> **Input data**:
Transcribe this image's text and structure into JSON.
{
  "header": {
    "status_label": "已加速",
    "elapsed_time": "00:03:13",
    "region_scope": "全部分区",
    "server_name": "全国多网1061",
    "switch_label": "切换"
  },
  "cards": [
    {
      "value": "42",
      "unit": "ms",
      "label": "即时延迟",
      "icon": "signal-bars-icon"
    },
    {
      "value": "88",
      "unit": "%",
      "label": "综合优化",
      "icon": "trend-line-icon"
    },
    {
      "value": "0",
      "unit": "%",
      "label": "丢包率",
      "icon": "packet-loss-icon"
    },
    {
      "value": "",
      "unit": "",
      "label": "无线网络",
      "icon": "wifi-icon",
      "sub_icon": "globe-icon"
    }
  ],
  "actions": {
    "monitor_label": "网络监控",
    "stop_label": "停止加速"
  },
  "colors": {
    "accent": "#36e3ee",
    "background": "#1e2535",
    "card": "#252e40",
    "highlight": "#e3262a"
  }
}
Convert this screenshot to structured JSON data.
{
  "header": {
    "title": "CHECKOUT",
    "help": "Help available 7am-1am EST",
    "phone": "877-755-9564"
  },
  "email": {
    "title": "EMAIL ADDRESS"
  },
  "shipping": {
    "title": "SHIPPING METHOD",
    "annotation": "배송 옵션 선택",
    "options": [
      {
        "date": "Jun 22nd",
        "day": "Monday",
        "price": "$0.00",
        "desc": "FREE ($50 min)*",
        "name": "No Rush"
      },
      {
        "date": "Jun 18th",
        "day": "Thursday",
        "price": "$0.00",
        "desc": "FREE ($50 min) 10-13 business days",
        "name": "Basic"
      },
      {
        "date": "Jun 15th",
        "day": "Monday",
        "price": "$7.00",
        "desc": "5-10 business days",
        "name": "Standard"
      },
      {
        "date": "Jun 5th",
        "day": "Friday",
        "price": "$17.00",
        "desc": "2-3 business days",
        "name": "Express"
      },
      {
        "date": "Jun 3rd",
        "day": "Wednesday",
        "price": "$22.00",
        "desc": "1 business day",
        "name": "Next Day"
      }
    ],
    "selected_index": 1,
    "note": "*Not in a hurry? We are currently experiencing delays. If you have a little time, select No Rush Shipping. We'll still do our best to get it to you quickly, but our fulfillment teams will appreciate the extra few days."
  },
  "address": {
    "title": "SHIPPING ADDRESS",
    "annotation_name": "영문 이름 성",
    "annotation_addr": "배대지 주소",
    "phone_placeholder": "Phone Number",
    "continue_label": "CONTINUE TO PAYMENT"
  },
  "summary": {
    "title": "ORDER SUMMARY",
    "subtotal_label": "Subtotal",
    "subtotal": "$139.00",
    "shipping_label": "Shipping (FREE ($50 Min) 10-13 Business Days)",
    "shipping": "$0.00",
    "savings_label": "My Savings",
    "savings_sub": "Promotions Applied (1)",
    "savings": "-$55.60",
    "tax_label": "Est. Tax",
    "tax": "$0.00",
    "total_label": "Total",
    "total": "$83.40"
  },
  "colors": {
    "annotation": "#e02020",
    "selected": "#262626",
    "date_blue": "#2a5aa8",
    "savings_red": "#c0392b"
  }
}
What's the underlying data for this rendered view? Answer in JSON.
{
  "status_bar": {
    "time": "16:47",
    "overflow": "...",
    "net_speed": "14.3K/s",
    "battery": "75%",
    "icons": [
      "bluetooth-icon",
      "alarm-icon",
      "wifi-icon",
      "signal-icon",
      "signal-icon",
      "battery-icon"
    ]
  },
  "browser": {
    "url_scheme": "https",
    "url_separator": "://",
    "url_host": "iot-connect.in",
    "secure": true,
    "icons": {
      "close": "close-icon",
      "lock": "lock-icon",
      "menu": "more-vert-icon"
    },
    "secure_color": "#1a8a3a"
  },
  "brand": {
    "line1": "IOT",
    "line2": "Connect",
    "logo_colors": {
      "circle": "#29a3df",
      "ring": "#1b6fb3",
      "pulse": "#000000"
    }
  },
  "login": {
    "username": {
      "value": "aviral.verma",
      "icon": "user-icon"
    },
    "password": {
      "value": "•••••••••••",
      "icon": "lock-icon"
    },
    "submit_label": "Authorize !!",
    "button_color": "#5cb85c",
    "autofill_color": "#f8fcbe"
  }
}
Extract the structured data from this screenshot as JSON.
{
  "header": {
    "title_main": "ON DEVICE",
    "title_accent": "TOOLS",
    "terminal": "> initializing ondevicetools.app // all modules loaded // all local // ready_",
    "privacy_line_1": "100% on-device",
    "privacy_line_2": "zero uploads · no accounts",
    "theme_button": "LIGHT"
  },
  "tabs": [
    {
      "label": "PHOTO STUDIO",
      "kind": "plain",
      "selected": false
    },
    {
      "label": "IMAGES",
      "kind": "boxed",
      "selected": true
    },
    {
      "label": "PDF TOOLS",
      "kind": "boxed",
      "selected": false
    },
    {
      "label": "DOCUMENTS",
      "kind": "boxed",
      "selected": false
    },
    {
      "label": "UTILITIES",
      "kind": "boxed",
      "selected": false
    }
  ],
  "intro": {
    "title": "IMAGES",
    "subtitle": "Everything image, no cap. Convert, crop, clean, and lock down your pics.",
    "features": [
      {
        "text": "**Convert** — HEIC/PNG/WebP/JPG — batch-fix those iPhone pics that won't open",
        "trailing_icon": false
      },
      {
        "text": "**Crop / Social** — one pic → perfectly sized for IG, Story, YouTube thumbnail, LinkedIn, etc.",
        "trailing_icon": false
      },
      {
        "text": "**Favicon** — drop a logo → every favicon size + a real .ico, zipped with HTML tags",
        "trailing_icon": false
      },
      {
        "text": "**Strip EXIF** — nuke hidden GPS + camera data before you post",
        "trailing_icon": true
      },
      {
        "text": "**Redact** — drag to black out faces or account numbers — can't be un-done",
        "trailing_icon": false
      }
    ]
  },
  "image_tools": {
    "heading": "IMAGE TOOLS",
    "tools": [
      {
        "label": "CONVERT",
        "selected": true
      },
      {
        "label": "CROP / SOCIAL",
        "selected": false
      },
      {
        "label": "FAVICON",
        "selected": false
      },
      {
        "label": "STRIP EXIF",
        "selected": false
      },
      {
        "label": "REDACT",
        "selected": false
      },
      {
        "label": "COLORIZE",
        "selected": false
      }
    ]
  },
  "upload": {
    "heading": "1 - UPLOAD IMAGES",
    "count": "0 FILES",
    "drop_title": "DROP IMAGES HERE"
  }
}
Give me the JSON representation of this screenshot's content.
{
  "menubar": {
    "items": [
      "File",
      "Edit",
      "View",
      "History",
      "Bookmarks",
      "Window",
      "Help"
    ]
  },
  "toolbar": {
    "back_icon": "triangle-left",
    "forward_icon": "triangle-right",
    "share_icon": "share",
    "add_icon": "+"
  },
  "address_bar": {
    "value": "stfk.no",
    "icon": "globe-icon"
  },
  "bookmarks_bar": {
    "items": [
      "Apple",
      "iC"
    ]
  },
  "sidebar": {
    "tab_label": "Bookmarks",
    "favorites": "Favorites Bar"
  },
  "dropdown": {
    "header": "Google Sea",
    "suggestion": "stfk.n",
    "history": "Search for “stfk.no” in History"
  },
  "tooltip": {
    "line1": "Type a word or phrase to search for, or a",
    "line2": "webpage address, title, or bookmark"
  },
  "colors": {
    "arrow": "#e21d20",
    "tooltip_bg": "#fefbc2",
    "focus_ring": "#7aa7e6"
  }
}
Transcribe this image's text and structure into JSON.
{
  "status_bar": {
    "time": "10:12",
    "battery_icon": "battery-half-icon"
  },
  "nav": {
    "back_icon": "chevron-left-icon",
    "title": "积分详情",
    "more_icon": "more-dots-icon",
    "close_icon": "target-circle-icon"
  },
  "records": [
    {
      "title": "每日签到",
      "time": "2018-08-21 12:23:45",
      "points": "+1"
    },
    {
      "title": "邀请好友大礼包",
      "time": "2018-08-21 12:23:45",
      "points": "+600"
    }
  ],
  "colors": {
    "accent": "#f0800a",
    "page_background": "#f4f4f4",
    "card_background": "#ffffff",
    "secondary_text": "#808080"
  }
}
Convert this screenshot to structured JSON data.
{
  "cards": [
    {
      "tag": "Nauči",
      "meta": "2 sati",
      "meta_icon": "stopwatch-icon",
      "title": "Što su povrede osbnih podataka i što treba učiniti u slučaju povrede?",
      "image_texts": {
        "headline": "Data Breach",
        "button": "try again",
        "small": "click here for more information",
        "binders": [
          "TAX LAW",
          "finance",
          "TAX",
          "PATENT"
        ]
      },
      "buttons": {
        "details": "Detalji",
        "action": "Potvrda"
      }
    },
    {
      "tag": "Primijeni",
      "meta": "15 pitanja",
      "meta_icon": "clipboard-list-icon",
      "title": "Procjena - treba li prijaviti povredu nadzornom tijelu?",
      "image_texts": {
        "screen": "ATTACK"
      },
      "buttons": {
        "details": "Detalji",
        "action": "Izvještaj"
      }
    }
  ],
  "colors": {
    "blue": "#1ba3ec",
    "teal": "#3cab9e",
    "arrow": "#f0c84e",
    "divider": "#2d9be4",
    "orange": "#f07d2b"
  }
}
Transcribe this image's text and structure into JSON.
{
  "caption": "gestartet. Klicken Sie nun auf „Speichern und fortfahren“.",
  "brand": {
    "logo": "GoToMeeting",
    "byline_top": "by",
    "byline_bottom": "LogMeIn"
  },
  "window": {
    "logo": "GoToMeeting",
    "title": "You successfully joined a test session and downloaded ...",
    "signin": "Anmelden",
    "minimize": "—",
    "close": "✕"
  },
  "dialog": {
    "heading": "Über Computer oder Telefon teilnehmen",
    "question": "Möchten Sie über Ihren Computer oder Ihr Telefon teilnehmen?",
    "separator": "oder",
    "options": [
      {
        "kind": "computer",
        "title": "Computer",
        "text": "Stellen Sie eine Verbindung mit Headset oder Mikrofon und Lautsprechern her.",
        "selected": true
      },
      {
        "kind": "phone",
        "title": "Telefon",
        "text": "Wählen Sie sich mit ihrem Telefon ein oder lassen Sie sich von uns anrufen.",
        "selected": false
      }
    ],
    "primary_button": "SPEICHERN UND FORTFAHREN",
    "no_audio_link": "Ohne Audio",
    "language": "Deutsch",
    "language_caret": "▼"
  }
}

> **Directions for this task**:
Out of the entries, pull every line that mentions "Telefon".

> **Result of this exercise**:
    "heading": "Über Computer oder Telefon teilnehmen",
    "question": "Möchten Sie über Ihren Computer oder Ihr Telefon teilnehmen?",
        "title": "Telefon",
        "text": "Wählen Sie sich mit ihrem Telefon ein oder lassen Sie sich von uns anrufen.",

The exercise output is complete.